Inch by Inch, Row by Row

Commercial soil-free seed-starting mix is available at most retail nurseries or in large bags at Portland’s Concentrates Inc (concentratesnw.com). The mix is a bit more spendy than regular potting soil, but it offers better moisture retention and a finer texture. Plus, it’s sterile, so it’s less prone to mold and disease. Moisten your seed-starting mix in a large bowl or bucket and gently scoop the damp soil into your pots or flats to a 2-inch depth, being careful not to compact it too much.

Set up your labels before sowing seeds, and stick rigorously to the procedure to keep track of what you’ve sown. Popsicle sticks will work, or you can purchase wood, metal, or plastic labels. Use a pencil (markers will fade in sunlight) to mark each label with the seed’s complete name and the date it’s sown. Once the labels are in place, sow your seeds according to the depth indicated on the seed packets. It is crucial to start each type at the proper time, so that the plants are neither too large to manage indoors before setting out nor too small to survive outdoors.

Tend the Crop

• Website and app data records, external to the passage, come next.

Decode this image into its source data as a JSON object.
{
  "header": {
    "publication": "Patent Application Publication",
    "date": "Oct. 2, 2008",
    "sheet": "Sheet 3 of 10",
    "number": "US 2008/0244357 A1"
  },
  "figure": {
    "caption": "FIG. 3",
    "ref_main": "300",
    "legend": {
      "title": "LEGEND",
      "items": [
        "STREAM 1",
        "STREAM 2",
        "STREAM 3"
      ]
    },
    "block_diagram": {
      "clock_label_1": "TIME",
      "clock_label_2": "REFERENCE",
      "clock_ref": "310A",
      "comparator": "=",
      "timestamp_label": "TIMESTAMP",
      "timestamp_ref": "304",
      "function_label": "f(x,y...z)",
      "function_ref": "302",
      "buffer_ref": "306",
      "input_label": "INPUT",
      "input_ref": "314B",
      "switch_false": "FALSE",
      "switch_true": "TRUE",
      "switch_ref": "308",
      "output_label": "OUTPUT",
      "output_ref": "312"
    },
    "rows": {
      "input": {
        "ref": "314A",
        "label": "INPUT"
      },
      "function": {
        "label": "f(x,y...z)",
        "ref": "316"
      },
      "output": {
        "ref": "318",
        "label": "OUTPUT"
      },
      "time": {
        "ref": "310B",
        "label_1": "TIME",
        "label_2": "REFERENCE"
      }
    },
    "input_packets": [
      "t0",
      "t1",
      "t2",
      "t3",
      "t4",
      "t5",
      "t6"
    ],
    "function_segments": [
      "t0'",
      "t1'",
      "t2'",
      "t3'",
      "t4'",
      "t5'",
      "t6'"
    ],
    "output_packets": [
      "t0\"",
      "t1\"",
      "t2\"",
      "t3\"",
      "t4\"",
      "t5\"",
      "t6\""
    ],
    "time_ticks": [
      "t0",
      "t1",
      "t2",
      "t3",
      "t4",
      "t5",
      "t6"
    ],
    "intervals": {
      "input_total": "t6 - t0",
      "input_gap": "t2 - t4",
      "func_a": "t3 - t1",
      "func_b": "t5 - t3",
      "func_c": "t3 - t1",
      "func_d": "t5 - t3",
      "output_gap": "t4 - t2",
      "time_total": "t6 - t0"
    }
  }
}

Seeds take anywhere from a few days to a few weeks to germinate. During this period, it is important to keep the soil damp but not soggy. You’ll want to water gently—try a spray bottle or a fine-sprinkling nozzle on a watering can to avoid disturbing the seeds. Make sure the flats are well drained to avoid rotting the seeds or encouraging disease. Check daily to be sure water isn’t standing in the bottom.

When green leaves emerge from the soil, your seeds have germinated: bottom heat is no longer necessary, but light is essential. The lights should always be 1 to 3 inches above the tips of the leaves as they grow, and they should be on for 12 to 14 hours per day. Watch your seedlings closely to make sure they are neither leaning sideways toward the light nor touching the bulbs. Once the seedlings have developed their first set of “true” leaves (a second set of leaves after the cotyledon leaf set—see detail in above diagram), begin fertilizing once a week with a half-strength organic liquid fertilizer.

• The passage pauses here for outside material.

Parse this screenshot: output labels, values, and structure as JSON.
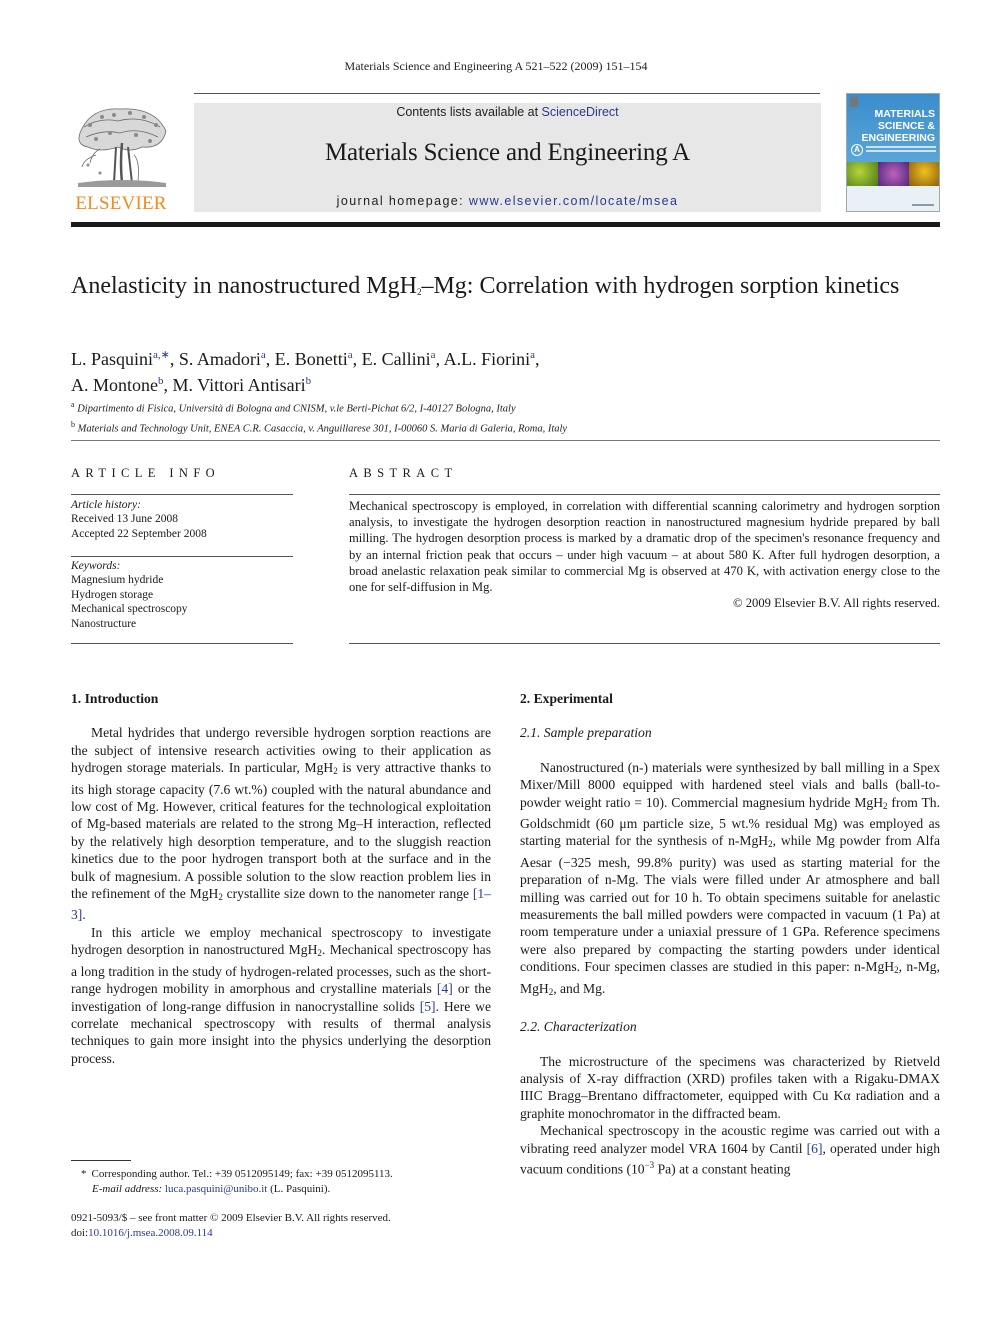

At some point, your vegetables will outgrow their flats or pots. If temperatures outside have not yet reached the level that the plants need to thrive, you will have to transplant them to a bigger pot. The process is easy but requires a little dexterity: use a fork, chopsticks, or another slender tool to extract each seedling’s roots from the soil without disturbing the fragile stem. Fill the new pot with fresh potting soil and make a hole the size of the root system. Gently transfer the seedling into its new home and delicately tamp fresh soil around it so its roots are firmly planted.

Potential Problems

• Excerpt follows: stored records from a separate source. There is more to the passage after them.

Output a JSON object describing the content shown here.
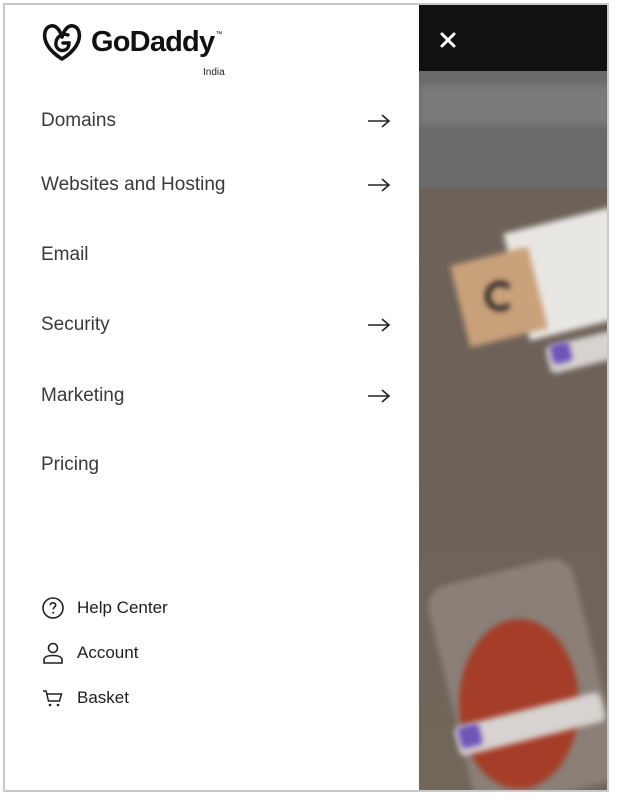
{
  "brand": {
    "name": "GoDaddy",
    "tm": "™",
    "region": "India"
  },
  "nav": {
    "items": [
      {
        "label": "Domains",
        "has_submenu": true
      },
      {
        "label": "Websites and Hosting",
        "has_submenu": true
      },
      {
        "label": "Email",
        "has_submenu": false
      },
      {
        "label": "Security",
        "has_submenu": true
      },
      {
        "label": "Marketing",
        "has_submenu": true
      },
      {
        "label": "Pricing",
        "has_submenu": false
      }
    ]
  },
  "utility": {
    "help": {
      "label": "Help Center",
      "icon": "help-circle-icon"
    },
    "account": {
      "label": "Account",
      "icon": "user-icon"
    },
    "basket": {
      "label": "Basket",
      "icon": "cart-icon"
    }
  },
  "header": {
    "close_icon": "close-icon"
  },
  "colors": {
    "topbar": "#111111",
    "text": "#3a3a3a",
    "backdrop": "#6d6259"
  }
}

Observe your seedlings carefully as they grow. Watch the leaves to see that they are green and healthy and not too skinny or spindly. Common problems for seedlings are damping-off disease, mold, and insects. Damping-off disease occurs when there is poor air circulation and excessive moisture. If your seedlings topple inexplicably or have brown, shriveled stems, or if mold appears on the soil’s surface, cut back on the water, check that drainage is good, and try using a small fan to improve air circulation. Segregate the flat that seems to have this problem from the healthy seedlings. The best preventive measure for insects like aphids, which can be lethal to seedlings, is to keep all plants that could be harboring eggs or grown insects out of the room where you’re starting seeds.

The process of hand-sowing seeds, tending seedlings, and harvesting your own vegetables is a great way to establish a more meaningful connection to the food you eat. By observing your seedlings and adjusting to local weather cycles and particular plants’ needs, you’ll tune in to timeless seasonal rhythms that have guided human, agricultural, and culinary patterns for millennia. But starting vegetables from seed is also economical, fun, and maybe even an act of flagrant optimism. Who knows? Maybe this year you’ll be able to harvest your first batch of tomatoes in June instead of late July.